CytoSolve™: A Scalable Computational Method for Dynamic Integration of Multiple Molecular Pathway Models
A grand challenge of computational systems biology is to create a molecular pathway model of the whole cell. Current approaches involve merging smaller molecular pathway models’ source codes to create a large monolithic model (computer program) that runs on a single computer.
A Distributed Computational Architecture for Integrating Multiple Biomolecular Pathways
Biomolecular pathways are building blocks of cellular biochemical function. Computational biology is in rapid transition from diagrammatic representation of pathways to quantitative and predictive mathematical models, which span time-scales, knowledge domains and spatial-scales. This transition is being accelerated by high-throughput experimentation which isolates reactions and their corresponding rate constants.
Integrating an Ensemble of Distributed Biochemical Network Models
A new system for integrating an ensemble of distributed biochemical network models is presented.
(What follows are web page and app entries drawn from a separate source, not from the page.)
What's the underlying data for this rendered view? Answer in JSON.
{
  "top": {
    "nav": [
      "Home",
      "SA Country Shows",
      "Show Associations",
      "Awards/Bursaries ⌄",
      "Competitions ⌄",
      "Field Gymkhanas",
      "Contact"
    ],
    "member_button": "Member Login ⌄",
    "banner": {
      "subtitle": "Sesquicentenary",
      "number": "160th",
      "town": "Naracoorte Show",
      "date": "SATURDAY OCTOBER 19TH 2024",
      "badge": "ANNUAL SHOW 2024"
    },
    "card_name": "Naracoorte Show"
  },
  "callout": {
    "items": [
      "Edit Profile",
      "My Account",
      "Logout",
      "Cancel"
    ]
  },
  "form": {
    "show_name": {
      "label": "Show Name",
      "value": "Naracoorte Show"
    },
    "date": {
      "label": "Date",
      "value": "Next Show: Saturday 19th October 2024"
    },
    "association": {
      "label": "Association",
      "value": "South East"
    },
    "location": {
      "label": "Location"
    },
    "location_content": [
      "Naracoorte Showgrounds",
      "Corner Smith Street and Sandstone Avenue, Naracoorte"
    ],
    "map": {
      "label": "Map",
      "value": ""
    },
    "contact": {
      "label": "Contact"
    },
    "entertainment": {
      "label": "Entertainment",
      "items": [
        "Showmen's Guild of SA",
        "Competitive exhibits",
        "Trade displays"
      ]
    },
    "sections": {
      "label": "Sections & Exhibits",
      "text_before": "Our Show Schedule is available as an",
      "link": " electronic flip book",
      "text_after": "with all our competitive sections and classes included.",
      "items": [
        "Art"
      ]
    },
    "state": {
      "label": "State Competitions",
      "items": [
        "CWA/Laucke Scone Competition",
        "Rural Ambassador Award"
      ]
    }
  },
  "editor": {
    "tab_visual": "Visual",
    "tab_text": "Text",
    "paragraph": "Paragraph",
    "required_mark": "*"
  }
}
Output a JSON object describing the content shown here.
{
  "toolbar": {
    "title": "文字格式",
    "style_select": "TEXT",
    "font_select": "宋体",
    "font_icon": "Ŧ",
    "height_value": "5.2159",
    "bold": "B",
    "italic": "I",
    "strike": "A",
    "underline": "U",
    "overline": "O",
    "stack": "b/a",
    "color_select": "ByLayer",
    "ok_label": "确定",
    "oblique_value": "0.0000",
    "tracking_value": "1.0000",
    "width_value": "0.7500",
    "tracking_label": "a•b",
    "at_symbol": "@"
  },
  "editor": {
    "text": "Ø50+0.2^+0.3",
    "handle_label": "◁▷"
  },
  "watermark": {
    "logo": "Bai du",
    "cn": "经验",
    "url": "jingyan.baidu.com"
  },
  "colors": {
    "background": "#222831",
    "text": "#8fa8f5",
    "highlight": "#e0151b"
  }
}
Rapid growth in the number of biochemical network models, created in different formats, across different computing systems, with minimal input and output information, necessitates the need for such a system in order to build large scale models in a flexible and scalable manner.
Nature Publishing Group – Combinatorial Drug Therapy for Cancer
Computational protocols, such as CytoSolve, allow the combination of alternative models and generation of consensus hypotheses.
Setting a Research Agenda for Progressive MS: The International Collaborative on Progressive MS
Indeed, computational biology is shifting from diagrammatic representation of pathways to mathematical models. These techniques hold promise to provide the tools for interpreting genetic data across different knowledge domains.
Contribution of Genome-Wide Association Studies to Scientific Research: A Pragmatic Approach to Evaluate Their Impact
The factual value of genome-wide association studies (GWAS) for the understanding of multifactorial diseases is a matter of intense debate. Practical consequences for the development of more effective therapies do not seem to be around the corner. Here we propose a pragmatic and objective evaluation of how much new biology is arising from these studies, with particular attention to the information that can help prioritize therapeutic targets.
The development of a fully-integrated immune response model (FIRM) simulator of the immune response through integration of multiple subset models
The complexity and multiscale nature of the mammalian immune response provides an excellent test bed for the potential of mathematical modeling and simulation to facilitate mechanistic understanding. Historically, mathematical models of the immune response focused on subsets of the immune system and/or specific aspects of the response. Mathematical models have been developed for the humoral side of the immune response, or for the cellular side, or for cytokine kinetics, but rarely have they been proposed to encompass the overall system complexity. We propose here a framework for integration of subset models, based on a system biology approach.